Mr. Thacher was installed on wednesday last, and on thursday evening he married Judge Quincy to Miss Gerrish.6 I expect to see a pompous account of it in the news Paper. I was in Boston yesterday. 61All our Freinds were well. Mrs. Otis and Mrs. Guild are in a very thriving State.7 The Doctor and Aunt Tufts are well. Aunt has had her Health better than common this winter. Lucy8 has been with her for above a month. You never saw such a fine winter as we have had thus far. We have had fine slaying for Six Weeks without any interuption. Snow enough and not a Bank to be Seen. You may turn out of the road better than in Summer.

Mr. Tyler had determin'd to carry all our Children to Haverhill this week in his sleigh but the court sets in Boston and will prevent him he thought, it would have been up. His business I think increases and as far as I can judge he attends it with steadiness. He has his share at this court. Billy is now at home and will write to cousin John if the vesel does not sail too soon for him. He is Studous and behaves well, is determin'd to study Law if he lives to come out of College, hopes for the Company of his Cousin next spring. Your Neighbours are all well, and desire to be remember'd to you. Mrs. Quincy sends her Love to you. Uncle Quincy has been confin'd to his chamber above two months with the Rhumatism in his Hip and Leg. He is better but not down Stairs yet. I frequently visit him. He sends his Love too, and indeed I do not know Who does not, so pray excuse me for the future from particularizing. I am out of all patience with my Letters. They are all narritive, do not expose me to any body. Pray find some way to let me hear9 from you oftner. Remember me kindly to Mr. Adams and my Cousins and believe me at all times your affectionate Sister.

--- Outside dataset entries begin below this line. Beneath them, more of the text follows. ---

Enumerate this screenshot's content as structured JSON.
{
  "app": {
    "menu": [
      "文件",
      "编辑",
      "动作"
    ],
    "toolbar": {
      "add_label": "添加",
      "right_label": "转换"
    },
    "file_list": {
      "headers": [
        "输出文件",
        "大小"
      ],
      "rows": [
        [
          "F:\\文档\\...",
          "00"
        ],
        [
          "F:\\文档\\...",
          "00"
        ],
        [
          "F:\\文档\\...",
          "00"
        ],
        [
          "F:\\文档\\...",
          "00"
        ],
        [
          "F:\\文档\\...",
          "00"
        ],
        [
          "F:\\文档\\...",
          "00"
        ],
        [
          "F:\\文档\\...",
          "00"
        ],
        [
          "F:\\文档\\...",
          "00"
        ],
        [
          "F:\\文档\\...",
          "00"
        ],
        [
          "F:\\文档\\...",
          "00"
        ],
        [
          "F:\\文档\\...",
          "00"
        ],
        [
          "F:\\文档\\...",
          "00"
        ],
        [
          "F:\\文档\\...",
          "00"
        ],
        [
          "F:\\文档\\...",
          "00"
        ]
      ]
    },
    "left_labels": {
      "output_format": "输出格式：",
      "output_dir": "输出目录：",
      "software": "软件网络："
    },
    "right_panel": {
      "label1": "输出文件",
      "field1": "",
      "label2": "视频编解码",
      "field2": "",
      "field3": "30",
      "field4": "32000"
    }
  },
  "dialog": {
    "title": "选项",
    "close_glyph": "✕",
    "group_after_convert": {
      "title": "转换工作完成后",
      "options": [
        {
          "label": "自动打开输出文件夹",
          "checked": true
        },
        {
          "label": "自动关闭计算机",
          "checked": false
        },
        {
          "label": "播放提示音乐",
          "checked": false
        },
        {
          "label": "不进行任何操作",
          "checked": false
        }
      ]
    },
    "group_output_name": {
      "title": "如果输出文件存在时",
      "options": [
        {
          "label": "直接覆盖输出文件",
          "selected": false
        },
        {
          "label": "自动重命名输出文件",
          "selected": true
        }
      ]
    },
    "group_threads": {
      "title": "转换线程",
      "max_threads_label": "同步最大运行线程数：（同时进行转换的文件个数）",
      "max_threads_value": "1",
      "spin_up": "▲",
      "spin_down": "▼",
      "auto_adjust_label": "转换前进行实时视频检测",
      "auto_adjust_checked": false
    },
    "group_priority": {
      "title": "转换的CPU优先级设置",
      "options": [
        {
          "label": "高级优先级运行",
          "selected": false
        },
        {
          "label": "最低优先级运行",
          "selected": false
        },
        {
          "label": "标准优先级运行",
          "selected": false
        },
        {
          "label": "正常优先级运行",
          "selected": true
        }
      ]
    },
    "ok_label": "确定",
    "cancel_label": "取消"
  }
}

RC (Adams Papers); slight damage where the seal was cut away.


Probably Mary Cranch to AA, 7 Aug. 1784, above; see Mary Cranch to AA, 3 Oct., postscript, and AA to Mary Cranch, 9 Dec., note 2, both above.


Perhaps a brother of Joseph Foster, the State Street merchant who was a passenger with AA on the Active in June-July 1784 (see vol. 4:348, note 11; JA, Diary and Autobiography , 3:164; AA to Mary Cranch, 6 July 1784, above).


Joseph Pearse Palmer.


Comma supplied.


That is, the West Country of England. The persons appearing in this paragraph lived in Devon, near the ports of Plymouth and Exeter. In July-Aug. 1787, AA, JA, and AA2 visited several Cranches and Palmers in this area, including Joseph Cranch of Axminster, nephew of Richard Cranch, and John Palmer of Horsham, nephew of Gen. John Joseph Palmer. See JA, Diary and Autobiography , 3:203–210; AA2, Jour. and Corr. , 1:85–89; and particularly AA to Elizabeth Cranch, 1 Oct. 1787 (Adams Papers), which describes John Cranch's dress and manners, and the impossibility of reaching John Palmer's farmhouse by coach.


Edmund Quincy IV, then age 81, married Anna Gerrish, who was in her sixties, on 13 Jan. 1785. The Boston Gazette of 17 Jan. carried an account of Rev. Peter Thacher's installation at the Brattle Square Church, and a brief notice of the Quincy-Gerrish wedding.


Both women, AA's cousins, were pregnant. Elizabeth Quincy Guild gave birth to Benjamin Guild Jr. on 8 May 1785.


Lucy Cranch.


Mary Cranch wrote the text after “hear” in the left margin.